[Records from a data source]
+--
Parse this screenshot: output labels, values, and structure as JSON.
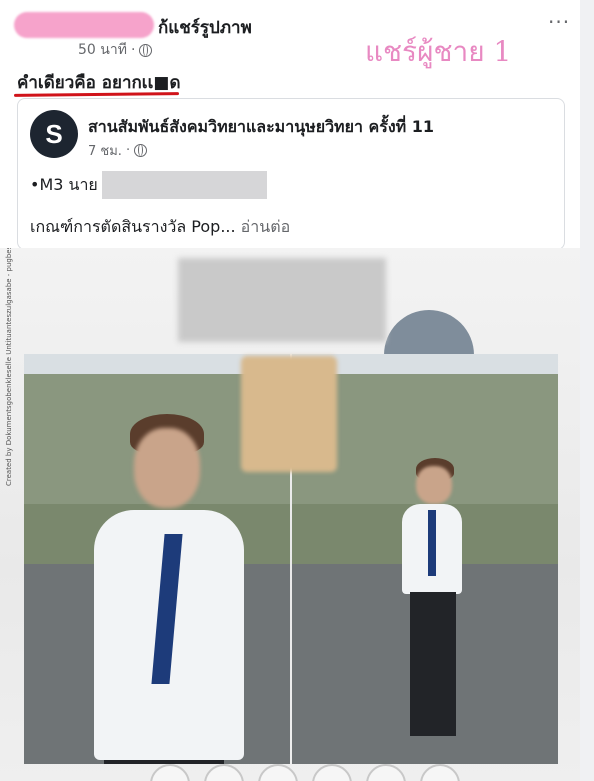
{
  "post": {
    "poster_suffix": "ก้แชร์รูปภาพ",
    "time": "50 นาที",
    "time_sep": "·",
    "more": "···",
    "annotation": "แชร์ผู้ชาย 1",
    "caption": "คำเดียวคือ อยากเเ■ด"
  },
  "shared": {
    "avatar_letter": "S",
    "page_name": "สานสัมพันธ์สังคมวิทยาและมานุษยวิทยา ครั้งที่ 11",
    "time": "7 ชม.",
    "time_sep": "·",
    "line1_prefix": "•M3 นาย",
    "line2": "เกณฑ์การตัดสินรางวัล Pop...",
    "read_more": "อ่านต่อ"
  },
  "photo": {
    "watermark": "Created by Dokumentsgobenkleselle Untituanteszulgasabe - pugbes.com"
  },
  "colors": {
    "annotation": "#e889c2",
    "underline": "#d0131a",
    "tie": "#1d3b7a"
  },
  "icons": [
    "globe-icon",
    "more-icon"
  ]
}
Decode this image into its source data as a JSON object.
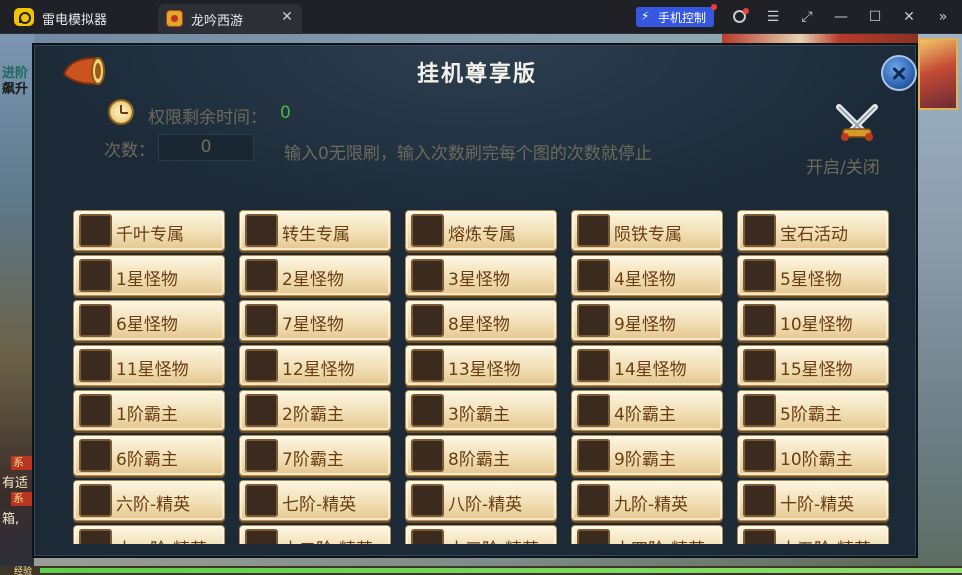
{
  "app": {
    "name": "雷电模拟器"
  },
  "tab": {
    "title": "龙吟西游",
    "close": "✕"
  },
  "toolbar": {
    "phone_control": "手机控制",
    "bolt": "⚡",
    "menu": "☰",
    "resize": "⤢",
    "minimize": "—",
    "maximize": "☐",
    "close": "✕",
    "expand": "»"
  },
  "game": {
    "left_texts": [
      "进阶",
      "飙升",
      "有适",
      "箱,"
    ],
    "left_tags": [
      "系",
      "系"
    ],
    "bottom_exp_label": "经验"
  },
  "dialog": {
    "title": "挂机尊享版",
    "time_label": "权限剩余时间：",
    "time_value": "0",
    "count_label": "次数：",
    "count_value": "0",
    "count_hint": "输入0无限刷，输入次数刷完每个图的次数就停止",
    "toggle_label": "开启/关闭",
    "options": [
      "千叶专属",
      "转生专属",
      "熔炼专属",
      "陨铁专属",
      "宝石活动",
      "1星怪物",
      "2星怪物",
      "3星怪物",
      "4星怪物",
      "5星怪物",
      "6星怪物",
      "7星怪物",
      "8星怪物",
      "9星怪物",
      "10星怪物",
      "11星怪物",
      "12星怪物",
      "13星怪物",
      "14星怪物",
      "15星怪物",
      "1阶霸主",
      "2阶霸主",
      "3阶霸主",
      "4阶霸主",
      "5阶霸主",
      "6阶霸主",
      "7阶霸主",
      "8阶霸主",
      "9阶霸主",
      "10阶霸主",
      "六阶-精英",
      "七阶-精英",
      "八阶-精英",
      "九阶-精英",
      "十阶-精英",
      "十一阶-精英",
      "十二阶-精英",
      "十三阶-精英",
      "十四阶-精英",
      "十五阶-精英"
    ]
  },
  "colors": {
    "accent_blue": "#3657e0",
    "time_value_green": "#48b64a",
    "item_text": "#6a3d12"
  }
}
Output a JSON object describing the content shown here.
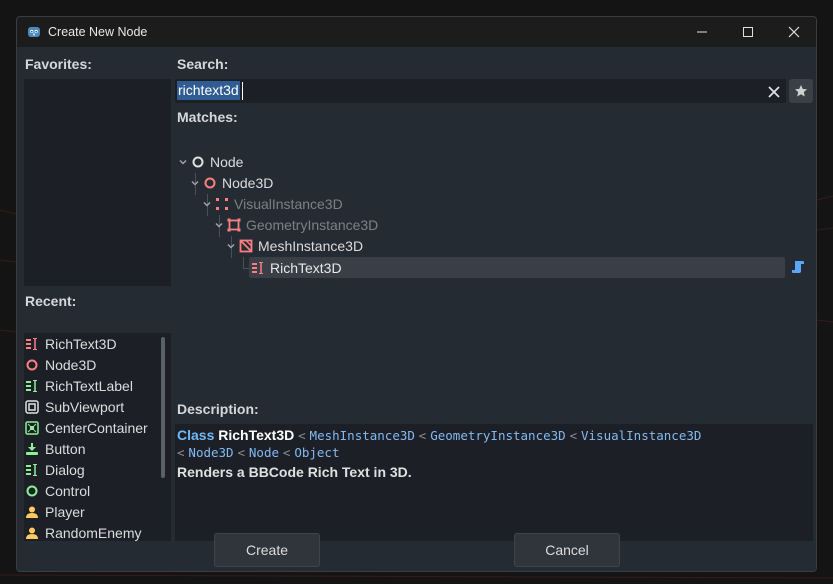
{
  "window": {
    "title": "Create New Node",
    "minimize_icon": "minimize-icon",
    "maximize_icon": "maximize-icon",
    "close_icon": "close-icon"
  },
  "favorites": {
    "label": "Favorites:"
  },
  "recent": {
    "label": "Recent:",
    "items": [
      {
        "label": "RichText3D",
        "icon": "richtext3d-icon",
        "color": "#fc7f7f"
      },
      {
        "label": "Node3D",
        "icon": "node3d-icon",
        "color": "#fc7f7f"
      },
      {
        "label": "RichTextLabel",
        "icon": "richtextlabel-icon",
        "color": "#8eef97"
      },
      {
        "label": "SubViewport",
        "icon": "subviewport-icon",
        "color": "#e0e0e0"
      },
      {
        "label": "CenterContainer",
        "icon": "centercontainer-icon",
        "color": "#8eef97"
      },
      {
        "label": "Button",
        "icon": "button-icon",
        "color": "#8eef97"
      },
      {
        "label": "Dialog",
        "icon": "dialog-icon",
        "color": "#8eef97"
      },
      {
        "label": "Control",
        "icon": "control-icon",
        "color": "#8eef97"
      },
      {
        "label": "Player",
        "icon": "player-icon",
        "color": "#ffca5f"
      },
      {
        "label": "RandomEnemy",
        "icon": "randomenemy-icon",
        "color": "#ffca5f"
      }
    ]
  },
  "search": {
    "label": "Search:",
    "value": "richtext3d",
    "clear_icon": "clear-icon",
    "favorite_icon": "star-icon"
  },
  "matches": {
    "label": "Matches:",
    "tree": [
      {
        "label": "Node",
        "icon": "node-icon",
        "depth": 0,
        "dimmed": false
      },
      {
        "label": "Node3D",
        "icon": "node3d-icon",
        "depth": 1,
        "dimmed": false
      },
      {
        "label": "VisualInstance3D",
        "icon": "visualinstance3d-icon",
        "depth": 2,
        "dimmed": true
      },
      {
        "label": "GeometryInstance3D",
        "icon": "geometryinstance3d-icon",
        "depth": 3,
        "dimmed": true
      },
      {
        "label": "MeshInstance3D",
        "icon": "meshinstance3d-icon",
        "depth": 4,
        "dimmed": false
      },
      {
        "label": "RichText3D",
        "icon": "richtext3d-icon",
        "depth": 5,
        "dimmed": false,
        "selected": true,
        "script_icon": "script-icon"
      }
    ]
  },
  "description": {
    "label": "Description:",
    "class_keyword": "Class",
    "class_name": "RichText3D",
    "inheritance": [
      "MeshInstance3D",
      "GeometryInstance3D",
      "VisualInstance3D",
      "Node3D",
      "Node",
      "Object"
    ],
    "separator": "<",
    "text": "Renders a BBCode Rich Text in 3D."
  },
  "buttons": {
    "create": "Create",
    "cancel": "Cancel"
  },
  "colors": {
    "accent": "#2f5c92",
    "node_red": "#fc7f7f",
    "control_green": "#8eef97",
    "link_blue": "#70bafa",
    "class_blue": "#83b9f2",
    "script_blue": "#5aa7f7"
  }
}
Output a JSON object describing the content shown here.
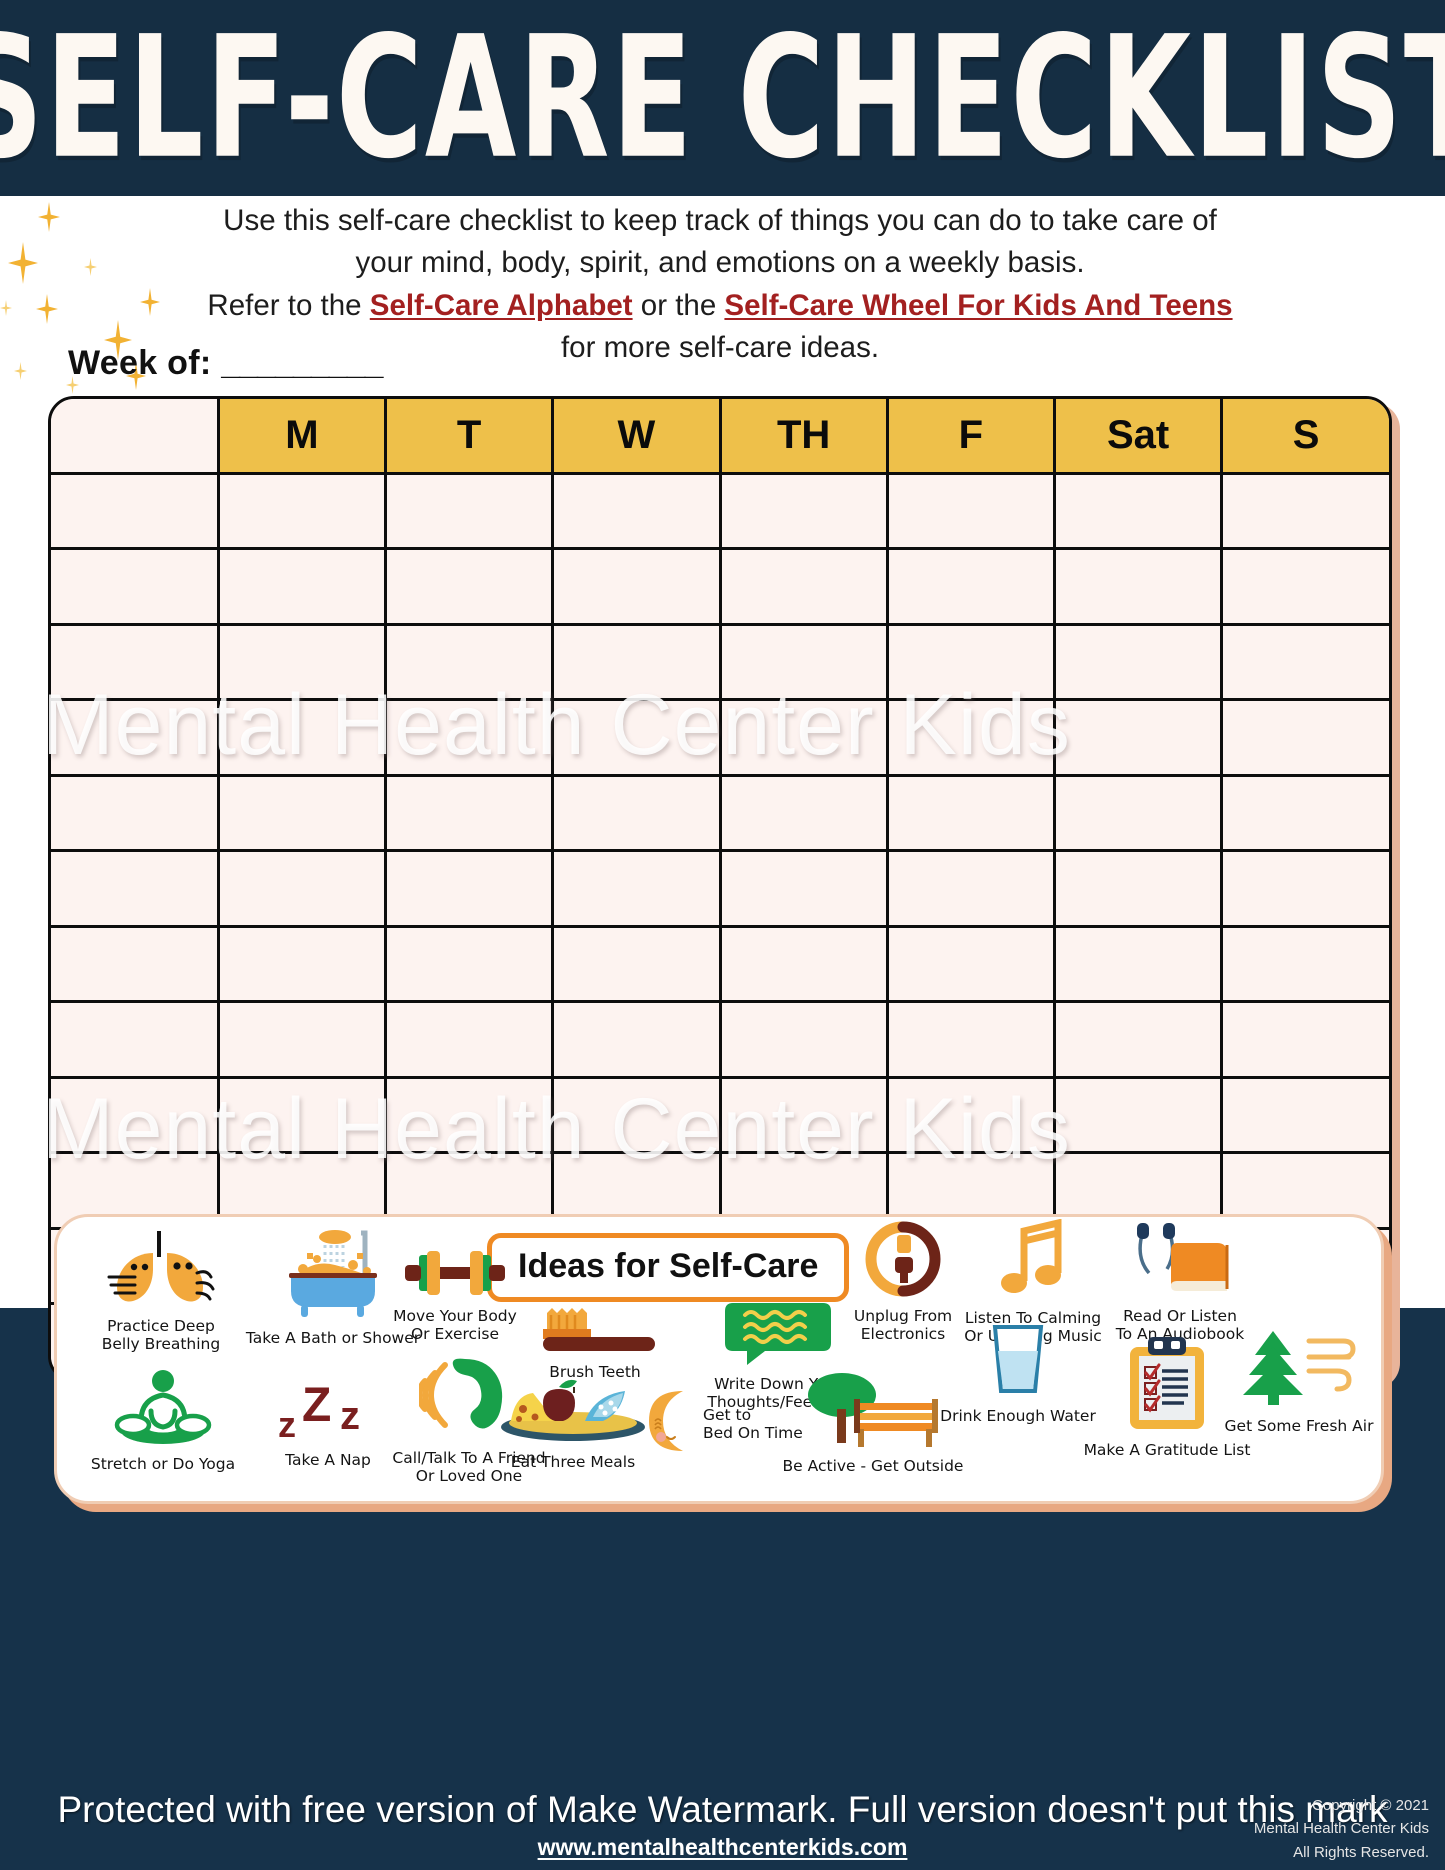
{
  "header": {
    "title": "SELF-CARE CHECKLIST"
  },
  "intro": {
    "line1": "Use this self-care checklist to keep track of things you can do to take care of",
    "line2": "your mind, body, spirit, and emotions on a weekly basis.",
    "line3_prefix": "Refer to the ",
    "link1": "Self-Care Alphabet",
    "line3_middle": " or the ",
    "link2": "Self-Care Wheel For Kids And Teens",
    "line4": "for more self-care ideas."
  },
  "week": {
    "label": "Week of:",
    "blank": "_________"
  },
  "table": {
    "task_column_header": "",
    "day_headers": [
      "M",
      "T",
      "W",
      "TH",
      "F",
      "Sat",
      "S"
    ],
    "row_count": 12,
    "rows": [
      {
        "task": ""
      },
      {
        "task": ""
      },
      {
        "task": ""
      },
      {
        "task": ""
      },
      {
        "task": ""
      },
      {
        "task": ""
      },
      {
        "task": ""
      },
      {
        "task": ""
      },
      {
        "task": ""
      },
      {
        "task": ""
      },
      {
        "task": ""
      },
      {
        "task": ""
      }
    ]
  },
  "watermark": {
    "overlay_text": "Mental Health Center Kids",
    "footer_notice": "Protected with free version of Make Watermark. Full version doesn't put this mark"
  },
  "ideas_panel": {
    "title": "Ideas for Self-Care",
    "items": [
      {
        "icon": "lungs-icon",
        "label": "Practice Deep\nBelly Breathing"
      },
      {
        "icon": "bathtub-icon",
        "label": "Take A Bath or Shower"
      },
      {
        "icon": "dumbbell-icon",
        "label": "Move Your Body\nOr Exercise"
      },
      {
        "icon": "toothbrush-icon",
        "label": "Brush Teeth"
      },
      {
        "icon": "speech-bubble-icon",
        "label": "Write Down Your\nThoughts/Feelings"
      },
      {
        "icon": "unplug-icon",
        "label": "Unplug From Electronics"
      },
      {
        "icon": "music-note-icon",
        "label": "Listen To Calming\nOr Uplifting Music"
      },
      {
        "icon": "earbuds-book-icon",
        "label": "Read Or Listen\nTo An Audiobook"
      },
      {
        "icon": "water-glass-icon",
        "label": "Drink Enough Water"
      },
      {
        "icon": "tree-wind-icon",
        "label": "Get Some Fresh Air"
      },
      {
        "icon": "yoga-icon",
        "label": "Stretch or Do Yoga"
      },
      {
        "icon": "zzz-icon",
        "label": "Take A Nap"
      },
      {
        "icon": "phone-call-icon",
        "label": "Call/Talk To A Friend\nOr Loved One"
      },
      {
        "icon": "meal-plate-icon",
        "label": "Eat Three Meals"
      },
      {
        "icon": "moon-icon",
        "label": "Get to\nBed On Time"
      },
      {
        "icon": "bench-tree-icon",
        "label": "Be Active - Get Outside"
      },
      {
        "icon": "clipboard-icon",
        "label": "Make A Gratitude List"
      }
    ]
  },
  "footer": {
    "site": "www.mentalhealthcenterkids.com",
    "copyright_line1": "Copyright © 2021",
    "copyright_line2": "Mental Health Center Kids",
    "copyright_line3": "All Rights Reserved."
  },
  "colors": {
    "navy": "#152e43",
    "cream": "#fdf3f0",
    "day_header_gold": "#eec04a",
    "link_red": "#a32020",
    "orange": "#ef8a23",
    "peach_border": "#e8a882",
    "green": "#18a04a",
    "dark_red": "#7a1f1f"
  }
}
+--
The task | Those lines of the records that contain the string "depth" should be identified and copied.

Reply |
        "depth": 0,
        "depth": 1,
        "depth": 2,
        "depth": 3,
        "depth": 4,
        "depth": 5,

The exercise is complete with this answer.